Julie Oh’s included sculpture and video dissect the passage of time through common iconography associated with the US postal service. Markings on shipped packages imitate visa stamps when scaled up to account for human size. Documents, an 8-foot-tall neon sculpture, becomes activated when traversed by the audience’s bodies—its presence an invitation to pass through the rectangular form.
Lily Dithrich’s sculptures are studies of human relationships which produce narrative without the presence of a human form. Her altered furniture act as placeholders for these connections, inviting the audience to play out their suggested roles. Within Double Gaze a bench and chair are inextricably linked, pulled tightly together by the binding of a bright blue ethernet cable. This work presents the relationship between the individual and an online audience, its installation a suggestion of a complicated entanglement.
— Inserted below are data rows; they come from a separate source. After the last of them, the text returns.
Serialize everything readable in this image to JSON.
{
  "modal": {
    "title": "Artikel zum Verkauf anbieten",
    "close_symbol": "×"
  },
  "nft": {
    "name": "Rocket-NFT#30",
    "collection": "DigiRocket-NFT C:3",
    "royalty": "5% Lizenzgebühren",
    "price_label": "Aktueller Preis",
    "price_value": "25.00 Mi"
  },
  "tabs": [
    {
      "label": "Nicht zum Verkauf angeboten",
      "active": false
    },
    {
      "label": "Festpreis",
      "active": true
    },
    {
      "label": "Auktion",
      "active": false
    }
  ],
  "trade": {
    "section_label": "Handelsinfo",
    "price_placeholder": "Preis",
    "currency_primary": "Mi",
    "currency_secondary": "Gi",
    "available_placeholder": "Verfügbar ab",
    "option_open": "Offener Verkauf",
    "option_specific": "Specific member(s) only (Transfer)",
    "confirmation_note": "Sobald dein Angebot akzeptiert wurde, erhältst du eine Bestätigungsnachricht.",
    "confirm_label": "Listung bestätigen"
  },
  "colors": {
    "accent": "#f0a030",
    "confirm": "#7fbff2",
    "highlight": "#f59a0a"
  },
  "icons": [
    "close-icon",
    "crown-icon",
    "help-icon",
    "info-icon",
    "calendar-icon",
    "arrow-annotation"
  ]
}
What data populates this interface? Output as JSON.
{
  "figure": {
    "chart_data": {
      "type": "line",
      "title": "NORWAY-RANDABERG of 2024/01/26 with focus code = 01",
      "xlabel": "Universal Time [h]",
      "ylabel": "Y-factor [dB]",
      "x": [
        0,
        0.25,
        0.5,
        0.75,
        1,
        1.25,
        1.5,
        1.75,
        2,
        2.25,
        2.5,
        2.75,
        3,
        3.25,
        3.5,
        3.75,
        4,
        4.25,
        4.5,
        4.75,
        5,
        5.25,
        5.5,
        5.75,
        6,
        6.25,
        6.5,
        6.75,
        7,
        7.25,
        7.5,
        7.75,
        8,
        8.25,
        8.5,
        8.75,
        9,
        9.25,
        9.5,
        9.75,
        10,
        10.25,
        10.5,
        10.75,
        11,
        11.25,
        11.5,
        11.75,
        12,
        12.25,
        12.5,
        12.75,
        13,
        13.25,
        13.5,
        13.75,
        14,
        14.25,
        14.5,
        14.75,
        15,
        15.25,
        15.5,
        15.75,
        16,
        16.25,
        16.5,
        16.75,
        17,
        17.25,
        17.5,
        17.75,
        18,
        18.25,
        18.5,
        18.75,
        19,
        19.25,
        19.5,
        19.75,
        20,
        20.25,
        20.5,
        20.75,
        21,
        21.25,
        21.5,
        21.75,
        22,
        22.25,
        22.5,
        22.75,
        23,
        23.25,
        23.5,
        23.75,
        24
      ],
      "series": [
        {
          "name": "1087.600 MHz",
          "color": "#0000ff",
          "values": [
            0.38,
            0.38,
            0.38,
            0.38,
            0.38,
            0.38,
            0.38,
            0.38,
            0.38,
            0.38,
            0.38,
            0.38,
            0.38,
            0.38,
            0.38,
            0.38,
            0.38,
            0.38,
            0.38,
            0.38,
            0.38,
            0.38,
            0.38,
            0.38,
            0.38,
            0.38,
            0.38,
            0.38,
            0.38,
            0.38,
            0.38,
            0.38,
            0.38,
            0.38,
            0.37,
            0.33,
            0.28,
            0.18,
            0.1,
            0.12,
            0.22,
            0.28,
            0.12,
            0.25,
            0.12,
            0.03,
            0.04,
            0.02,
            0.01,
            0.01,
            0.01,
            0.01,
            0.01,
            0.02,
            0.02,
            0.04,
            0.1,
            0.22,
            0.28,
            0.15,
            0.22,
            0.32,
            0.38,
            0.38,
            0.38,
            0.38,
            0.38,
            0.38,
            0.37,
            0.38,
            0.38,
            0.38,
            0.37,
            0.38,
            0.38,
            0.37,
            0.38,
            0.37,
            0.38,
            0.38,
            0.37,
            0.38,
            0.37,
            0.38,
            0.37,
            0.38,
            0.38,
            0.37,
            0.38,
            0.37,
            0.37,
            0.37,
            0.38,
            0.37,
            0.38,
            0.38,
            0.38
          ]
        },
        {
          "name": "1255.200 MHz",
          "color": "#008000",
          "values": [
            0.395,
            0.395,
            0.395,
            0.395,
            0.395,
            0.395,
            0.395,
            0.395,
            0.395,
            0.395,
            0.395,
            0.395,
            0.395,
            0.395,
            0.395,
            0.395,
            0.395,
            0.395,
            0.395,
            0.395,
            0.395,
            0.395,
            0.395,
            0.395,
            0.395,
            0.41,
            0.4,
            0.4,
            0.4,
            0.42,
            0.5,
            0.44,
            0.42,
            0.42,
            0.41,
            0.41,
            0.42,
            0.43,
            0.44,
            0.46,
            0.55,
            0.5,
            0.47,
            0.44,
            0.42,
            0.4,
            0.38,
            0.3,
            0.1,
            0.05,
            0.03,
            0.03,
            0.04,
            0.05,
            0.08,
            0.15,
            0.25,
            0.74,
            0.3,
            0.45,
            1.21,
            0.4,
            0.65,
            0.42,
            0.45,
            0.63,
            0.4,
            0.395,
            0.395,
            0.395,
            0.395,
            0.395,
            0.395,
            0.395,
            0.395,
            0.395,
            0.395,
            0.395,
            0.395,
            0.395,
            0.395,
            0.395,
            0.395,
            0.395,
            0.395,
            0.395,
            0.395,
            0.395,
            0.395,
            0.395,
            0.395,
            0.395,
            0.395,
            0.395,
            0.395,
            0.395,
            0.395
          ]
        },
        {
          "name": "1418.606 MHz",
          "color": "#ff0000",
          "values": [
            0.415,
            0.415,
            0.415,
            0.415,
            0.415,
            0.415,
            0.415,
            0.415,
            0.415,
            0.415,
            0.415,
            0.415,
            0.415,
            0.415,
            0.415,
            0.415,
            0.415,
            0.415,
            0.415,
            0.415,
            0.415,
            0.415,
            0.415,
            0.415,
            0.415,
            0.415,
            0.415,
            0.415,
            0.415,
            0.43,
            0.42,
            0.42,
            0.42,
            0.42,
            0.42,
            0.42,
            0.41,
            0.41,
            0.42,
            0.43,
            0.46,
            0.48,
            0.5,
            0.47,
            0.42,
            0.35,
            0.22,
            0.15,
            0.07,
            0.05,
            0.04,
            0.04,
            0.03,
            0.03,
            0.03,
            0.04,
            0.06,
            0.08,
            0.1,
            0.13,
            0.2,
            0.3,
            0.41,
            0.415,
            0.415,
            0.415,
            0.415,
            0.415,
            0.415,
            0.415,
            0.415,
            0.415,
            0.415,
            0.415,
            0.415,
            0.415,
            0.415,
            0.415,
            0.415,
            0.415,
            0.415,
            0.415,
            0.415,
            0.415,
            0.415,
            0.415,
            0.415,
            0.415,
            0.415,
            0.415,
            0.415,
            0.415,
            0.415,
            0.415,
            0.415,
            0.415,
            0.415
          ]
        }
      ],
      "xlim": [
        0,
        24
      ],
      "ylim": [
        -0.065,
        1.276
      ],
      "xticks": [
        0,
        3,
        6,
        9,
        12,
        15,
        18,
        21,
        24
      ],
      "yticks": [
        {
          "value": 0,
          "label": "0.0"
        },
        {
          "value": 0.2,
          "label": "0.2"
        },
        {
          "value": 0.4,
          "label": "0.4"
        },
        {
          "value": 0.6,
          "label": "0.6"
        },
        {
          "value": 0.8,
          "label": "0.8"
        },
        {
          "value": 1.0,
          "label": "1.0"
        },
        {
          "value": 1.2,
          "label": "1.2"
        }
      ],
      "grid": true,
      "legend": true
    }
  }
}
Finally, Bailey Hikawa and collaborator Scotty Wagner react to our contemporary obsession with the endless documentation of the minutia of our daily lives through a durational live stream. Semi-improvisational scripts and cinematic tricks examine the possibilities associated with live video. A performance by Hikawa and Wagner will be streamed from their temporary studio at MOCA Tucson during the length of the exhibition’s opening.
ACRE Projects welcomes all gender expressions and features gender neutral bathrooms. ACRE’s space is ADA Accessible. Please contact Kate Bowen (email@example.com) if you require additional accessibility information.